# EXERCISE DESCRIPTION:
Scan the lines below for "icon"; report the number of lines that contain it, and only that.

# INFORMATION PROVIDED:
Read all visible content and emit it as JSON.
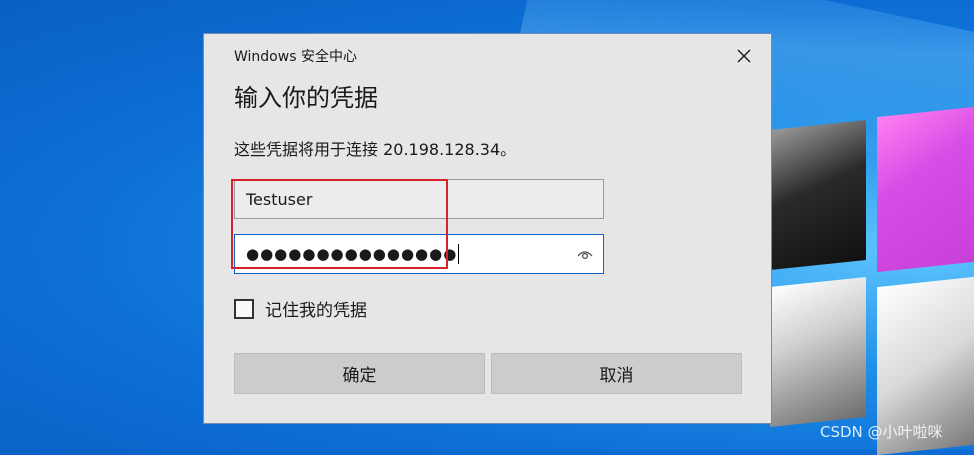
{
  "dialog": {
    "window_title": "Windows 安全中心",
    "heading": "输入你的凭据",
    "description": "这些凭据将用于连接 20.198.128.34。",
    "username_value": "Testuser",
    "password_mask": "●●●●●●●●●●●●●●●",
    "remember_label": "记住我的凭据",
    "remember_checked": false,
    "ok_label": "确定",
    "cancel_label": "取消",
    "close_icon": "close-icon",
    "reveal_icon": "eye-icon"
  },
  "watermark": "CSDN @小叶啦咪",
  "colors": {
    "focus_border": "#0a64c8",
    "highlight_box": "#d4232b",
    "dialog_bg": "#e6e6e6",
    "button_bg": "#cccccc"
  }
}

# OUTPUT FOR THIS EXERCISE:
2